The time to take action is before damage is done. To spray as soon as insect pest numbers begin to build is prudent. You can be certain the pests are not going to go away; their numbers will only increase. When the damage is significant, it is too late

Lessened yield is money lost forever. You can do better next year but you can’t get back the losses of the year you’re in now.

 
After the first spray, how long should you wait for the follow up?
The short answer is: spray/mist as soon as the pest population has built to the stage before significant damage is about to occur. You don’t spray just because it’s a week or two weeks; you get out the equipment because you have pests to kill. 

How do you tell?
After the first spray, around 90+% of pests should be dead. There will be some egg-hatching say next day and depending on your pest and the climatic conditions, it could be 14-21 days before the nymphs/larvae get to  become adults. A close inspection of insects in a cluster usually reveals immature stages and some adults. The adults will usually be the ones with wings and, wings means sexual maturity which means more eggs (300-400 per female is quite normal). This is just one indicator that it is time to spray/mist.
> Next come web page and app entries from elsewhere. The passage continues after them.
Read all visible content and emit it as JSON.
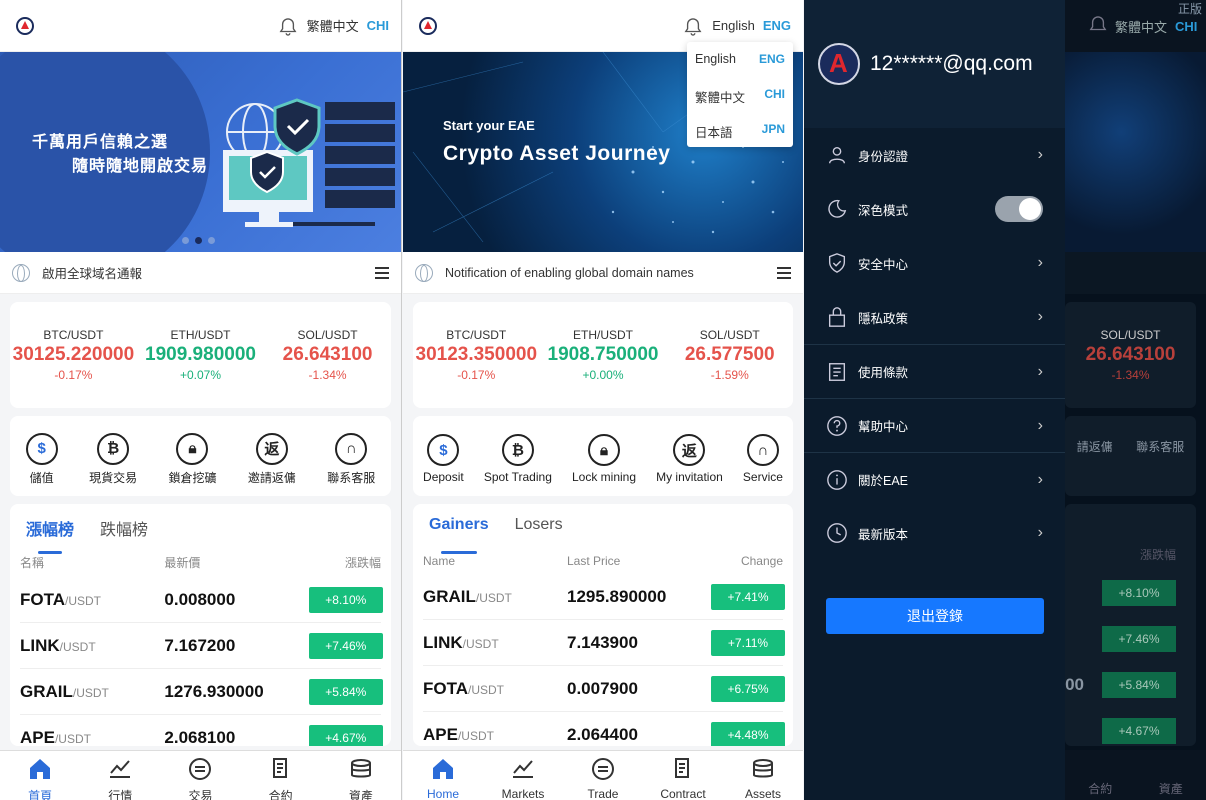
{
  "panel1": {
    "lang_label": "繁體中文",
    "lang_code": "CHI",
    "banner_line1": "千萬用戶信賴之選",
    "banner_line2": "隨時隨地開啟交易",
    "notice": "啟用全球域名通報",
    "tickers": [
      {
        "pair": "BTC/USDT",
        "price": "30125.220000",
        "change": "-0.17%"
      },
      {
        "pair": "ETH/USDT",
        "price": "1909.980000",
        "change": "+0.07%"
      },
      {
        "pair": "SOL/USDT",
        "price": "26.643100",
        "change": "-1.34%"
      }
    ],
    "actions": [
      "儲值",
      "現貨交易",
      "鎖倉挖礦",
      "邀請返傭",
      "聯系客服"
    ],
    "tabs": [
      "漲幅榜",
      "跌幅榜"
    ],
    "cols": [
      "名稱",
      "最新價",
      "漲跌幅"
    ],
    "rows": [
      {
        "coin": "FOTA",
        "quote": "/USDT",
        "price": "0.008000",
        "change": "+8.10%"
      },
      {
        "coin": "LINK",
        "quote": "/USDT",
        "price": "7.167200",
        "change": "+7.46%"
      },
      {
        "coin": "GRAIL",
        "quote": "/USDT",
        "price": "1276.930000",
        "change": "+5.84%"
      },
      {
        "coin": "APE",
        "quote": "/USDT",
        "price": "2.068100",
        "change": "+4.67%"
      }
    ],
    "nav": [
      "首頁",
      "行情",
      "交易",
      "合約",
      "資產"
    ]
  },
  "panel2": {
    "lang_label": "English",
    "lang_code": "ENG",
    "dropdown": [
      {
        "label": "English",
        "code": "ENG"
      },
      {
        "label": "繁體中文",
        "code": "CHI"
      },
      {
        "label": "日本語",
        "code": "JPN"
      }
    ],
    "banner_line1": "Start your EAE",
    "banner_line2": "Crypto Asset Journey",
    "notice": "Notification of enabling global domain names",
    "tickers": [
      {
        "pair": "BTC/USDT",
        "price": "30123.350000",
        "change": "-0.17%"
      },
      {
        "pair": "ETH/USDT",
        "price": "1908.750000",
        "change": "+0.00%"
      },
      {
        "pair": "SOL/USDT",
        "price": "26.577500",
        "change": "-1.59%"
      }
    ],
    "actions": [
      "Deposit",
      "Spot Trading",
      "Lock mining",
      "My invitation",
      "Service"
    ],
    "tabs": [
      "Gainers",
      "Losers"
    ],
    "cols": [
      "Name",
      "Last Price",
      "Change"
    ],
    "rows": [
      {
        "coin": "GRAIL",
        "quote": "/USDT",
        "price": "1295.890000",
        "change": "+7.41%"
      },
      {
        "coin": "LINK",
        "quote": "/USDT",
        "price": "7.143900",
        "change": "+7.11%"
      },
      {
        "coin": "FOTA",
        "quote": "/USDT",
        "price": "0.007900",
        "change": "+6.75%"
      },
      {
        "coin": "APE",
        "quote": "/USDT",
        "price": "2.064400",
        "change": "+4.48%"
      }
    ],
    "nav": [
      "Home",
      "Markets",
      "Trade",
      "Contract",
      "Assets"
    ]
  },
  "panel3": {
    "email": "12******@qq.com",
    "menu": [
      "身份認證",
      "深色模式",
      "安全中心",
      "隱私政策",
      "使用條款",
      "幫助中心",
      "關於EAE",
      "最新版本"
    ],
    "logout": "退出登錄",
    "bg_lang_label": "繁體中文",
    "bg_lang_code": "CHI",
    "bg_corner": "正版",
    "bg_ticker": {
      "pair": "SOL/USDT",
      "price": "26.643100",
      "change": "-1.34%"
    },
    "bg_actions": [
      "請返傭",
      "聯系客服"
    ],
    "bg_col": "漲跌幅",
    "bg_rows": [
      {
        "price": "",
        "change": "+8.10%"
      },
      {
        "price": "",
        "change": "+7.46%"
      },
      {
        "price": "00",
        "change": "+5.84%"
      },
      {
        "price": "",
        "change": "+4.67%"
      }
    ],
    "bg_nav": [
      "合約",
      "資產"
    ]
  }
}
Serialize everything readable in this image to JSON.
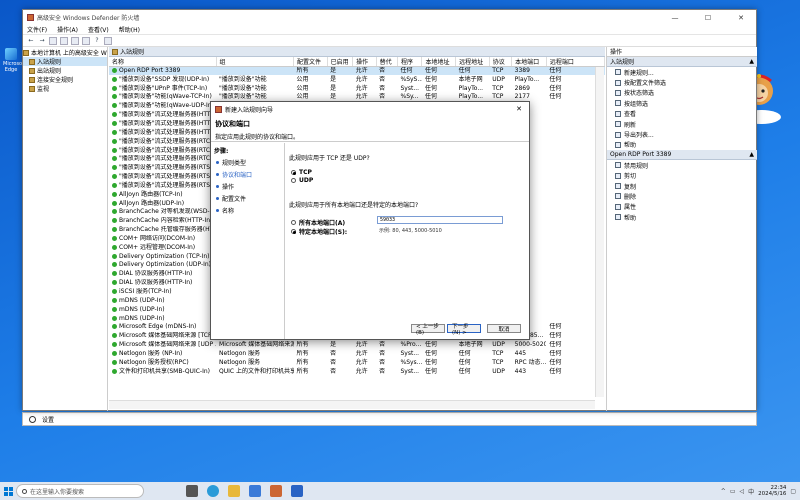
{
  "desktop": {
    "icon_label": "Microsoft Edge",
    "settings_label": "设置"
  },
  "window": {
    "title": "高级安全 Windows Defender 防火墙",
    "controls": [
      "—",
      "☐",
      "✕"
    ]
  },
  "menu": [
    "文件(F)",
    "操作(A)",
    "查看(V)",
    "帮助(H)"
  ],
  "tree": [
    {
      "label": "本地计算机 上的高级安全 Windows",
      "level": 0
    },
    {
      "label": "入站规则",
      "level": 1,
      "selected": true
    },
    {
      "label": "出站规则",
      "level": 1
    },
    {
      "label": "连接安全规则",
      "level": 1
    },
    {
      "label": "监视",
      "level": 1
    }
  ],
  "center": {
    "title": "入站规则",
    "columns": [
      "名称",
      "组",
      "配置文件",
      "已启用",
      "操作",
      "替代",
      "程序",
      "本地地址",
      "远程地址",
      "协议",
      "本地端口",
      "远程端口"
    ],
    "rows": [
      [
        "Open RDP Port 3389",
        "",
        "所有",
        "是",
        "允许",
        "否",
        "任何",
        "任何",
        "任何",
        "TCP",
        "3389",
        "任何"
      ],
      [
        "\"播放到设备\"SSDP 发现(UDP-In)",
        "\"播放到设备\"功能",
        "公用",
        "是",
        "允许",
        "否",
        "%SyS...",
        "任何",
        "本地子网",
        "UDP",
        "PlayTo...",
        "任何"
      ],
      [
        "\"播放到设备\"UPnP 事件(TCP-In)",
        "\"播放到设备\"功能",
        "公用",
        "是",
        "允许",
        "否",
        "Syst...",
        "任何",
        "PlayTo...",
        "TCP",
        "2869",
        "任何"
      ],
      [
        "\"播放到设备\"功能(qWave-TCP-In)",
        "\"播放到设备\"功能",
        "公用",
        "是",
        "允许",
        "否",
        "%Sy...",
        "任何",
        "PlayTo...",
        "TCP",
        "2177",
        "任何"
      ],
      [
        "\"播放到设备\"功能(qWave-UDP-In)",
        "",
        "",
        "",
        "",
        "",
        "",
        "",
        "",
        "",
        "",
        ""
      ],
      [
        "\"播放到设备\"流式处理服务器(HTTP-St",
        "",
        "",
        "",
        "",
        "",
        "",
        "",
        "",
        "",
        "",
        ""
      ],
      [
        "\"播放到设备\"流式处理服务器(HTTP-St",
        "",
        "",
        "",
        "",
        "",
        "",
        "",
        "",
        "",
        "",
        ""
      ],
      [
        "\"播放到设备\"流式处理服务器(HTTP-St",
        "",
        "",
        "",
        "",
        "",
        "",
        "",
        "",
        "",
        "",
        ""
      ],
      [
        "\"播放到设备\"流式处理服务器(RTCP-St",
        "",
        "",
        "",
        "",
        "",
        "",
        "",
        "",
        "",
        "",
        ""
      ],
      [
        "\"播放到设备\"流式处理服务器(RTCP-St",
        "",
        "",
        "",
        "",
        "",
        "",
        "",
        "",
        "",
        "",
        ""
      ],
      [
        "\"播放到设备\"流式处理服务器(RTCP-St",
        "",
        "",
        "",
        "",
        "",
        "",
        "",
        "",
        "",
        "",
        ""
      ],
      [
        "\"播放到设备\"流式处理服务器(RTSP-St",
        "",
        "",
        "",
        "",
        "",
        "",
        "",
        "",
        "",
        "",
        ""
      ],
      [
        "\"播放到设备\"流式处理服务器(RTSP-St",
        "",
        "",
        "",
        "",
        "",
        "",
        "",
        "",
        "",
        "",
        ""
      ],
      [
        "\"播放到设备\"流式处理服务器(RTSP-St",
        "",
        "",
        "",
        "",
        "",
        "",
        "",
        "",
        "",
        "",
        ""
      ],
      [
        "AllJoyn 路由器(TCP-In)",
        "",
        "",
        "",
        "",
        "",
        "",
        "",
        "",
        "",
        "",
        ""
      ],
      [
        "AllJoyn 路由器(UDP-In)",
        "",
        "",
        "",
        "",
        "",
        "",
        "",
        "",
        "",
        "",
        ""
      ],
      [
        "BranchCache 对等机发现(WSD-In)",
        "",
        "",
        "",
        "",
        "",
        "",
        "",
        "",
        "",
        "",
        ""
      ],
      [
        "BranchCache 内容检索(HTTP-In)",
        "",
        "",
        "",
        "",
        "",
        "",
        "",
        "",
        "",
        "",
        ""
      ],
      [
        "BranchCache 托管缓存服务器(HTTP-In",
        "",
        "",
        "",
        "",
        "",
        "",
        "",
        "",
        "",
        "",
        ""
      ],
      [
        "COM+ 网络访问(DCOM-In)",
        "",
        "",
        "",
        "",
        "",
        "",
        "",
        "",
        "",
        "",
        ""
      ],
      [
        "COM+ 远程管理(DCOM-In)",
        "",
        "",
        "",
        "",
        "",
        "",
        "",
        "",
        "",
        "",
        ""
      ],
      [
        "Delivery Optimization (TCP-In)",
        "",
        "",
        "",
        "",
        "",
        "",
        "",
        "",
        "",
        "",
        ""
      ],
      [
        "Delivery Optimization (UDP-In)",
        "",
        "",
        "",
        "",
        "",
        "",
        "",
        "",
        "",
        "",
        ""
      ],
      [
        "DIAL 协议服务器(HTTP-In)",
        "",
        "",
        "",
        "",
        "",
        "",
        "",
        "",
        "",
        "",
        ""
      ],
      [
        "DIAL 协议服务器(HTTP-In)",
        "",
        "",
        "",
        "",
        "",
        "",
        "",
        "",
        "",
        "",
        ""
      ],
      [
        "iSCSI 服务(TCP-In)",
        "",
        "",
        "",
        "",
        "",
        "",
        "",
        "",
        "",
        "",
        ""
      ],
      [
        "mDNS (UDP-In)",
        "",
        "",
        "",
        "",
        "",
        "",
        "",
        "",
        "",
        "",
        ""
      ],
      [
        "mDNS (UDP-In)",
        "",
        "",
        "",
        "",
        "",
        "",
        "",
        "",
        "",
        "",
        ""
      ],
      [
        "mDNS (UDP-In)",
        "",
        "",
        "",
        "",
        "",
        "",
        "",
        "",
        "",
        "",
        ""
      ],
      [
        "Microsoft Edge (mDNS-In)",
        "Microsoft Edge",
        "所有",
        "是",
        "允许",
        "否",
        "C:\\Pr...",
        "任何",
        "任何",
        "UDP",
        "5353",
        "任何"
      ],
      [
        "Microsoft 媒体基础网络来源 [TCP ...",
        "Microsoft 媒体基础网络来源",
        "所有",
        "是",
        "允许",
        "否",
        "%Pro...",
        "任何",
        "本地子网",
        "TCP",
        "554, 85...",
        "任何"
      ],
      [
        "Microsoft 媒体基础网络来源 [UDP ...",
        "Microsoft 媒体基础网络来源",
        "所有",
        "是",
        "允许",
        "否",
        "%Pro...",
        "任何",
        "本地子网",
        "UDP",
        "5000-5020",
        "任何"
      ],
      [
        "Netlogon 服务 (NP-In)",
        "Netlogon 服务",
        "所有",
        "否",
        "允许",
        "否",
        "Syst...",
        "任何",
        "任何",
        "TCP",
        "445",
        "任何"
      ],
      [
        "Netlogon 服务授权(RPC)",
        "Netlogon 服务",
        "所有",
        "否",
        "允许",
        "否",
        "%Sys...",
        "任何",
        "任何",
        "TCP",
        "RPC 动态...",
        "任何"
      ],
      [
        "文件和打印机共享(SMB-QUIC-In)",
        "QUIC 上的文件和打印机共享",
        "所有",
        "否",
        "允许",
        "否",
        "Syst...",
        "任何",
        "任何",
        "UDP",
        "443",
        "任何"
      ]
    ]
  },
  "actions": {
    "header": "操作",
    "section1": "入站规则",
    "items1": [
      "新建规则...",
      "按配置文件筛选",
      "按状态筛选",
      "按组筛选",
      "查看",
      "刷新",
      "导出列表...",
      "帮助"
    ],
    "section2": "Open RDP Port 3389",
    "items2": [
      "禁用规则",
      "剪切",
      "复制",
      "删除",
      "属性",
      "帮助"
    ]
  },
  "dialog": {
    "title": "新建入站规则向导",
    "heading": "协议和端口",
    "subheading": "指定应用此规则的协议和端口。",
    "steps_label": "步骤:",
    "steps": [
      "规则类型",
      "协议和端口",
      "操作",
      "配置文件",
      "名称"
    ],
    "q_protocol": "此规则应用于 TCP 还是 UDP?",
    "opt_tcp": "TCP",
    "opt_udp": "UDP",
    "q_ports": "此规则应用于所有本地端口还是特定的本地端口?",
    "opt_all_ports": "所有本地端口(A)",
    "opt_specific_ports": "特定本地端口(S):",
    "port_value": "59033",
    "port_example": "示例: 80, 443, 5000-5010",
    "btn_back": "< 上一步(B)",
    "btn_next": "下一步(N) >",
    "btn_cancel": "取消"
  },
  "taskbar": {
    "search_placeholder": "在这里输入你要搜索",
    "lang": "中",
    "time": "22:34",
    "date": "2024/5/16"
  },
  "colors": {
    "accent": "#0078d4",
    "selection": "#cce4f7",
    "enabled_green": "#2fa82f"
  }
}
Smart growers are always checking for pests. Pests can fly in, suddenly in droves of monoleptas for instance, or thrips, etc., but the population may alternatively build over a couple of generations. The stage the crop is at also has a bearing on the decision; if a pest is not affecting the fruiting process (by eating some foliage but not to the stage photosynthesis is significantly reduced) control measures can probably be delayed.

When harvest is imminent, the timing can be crucial. PyBo’s 1-day withholding period is a comfort to have up your sleeve.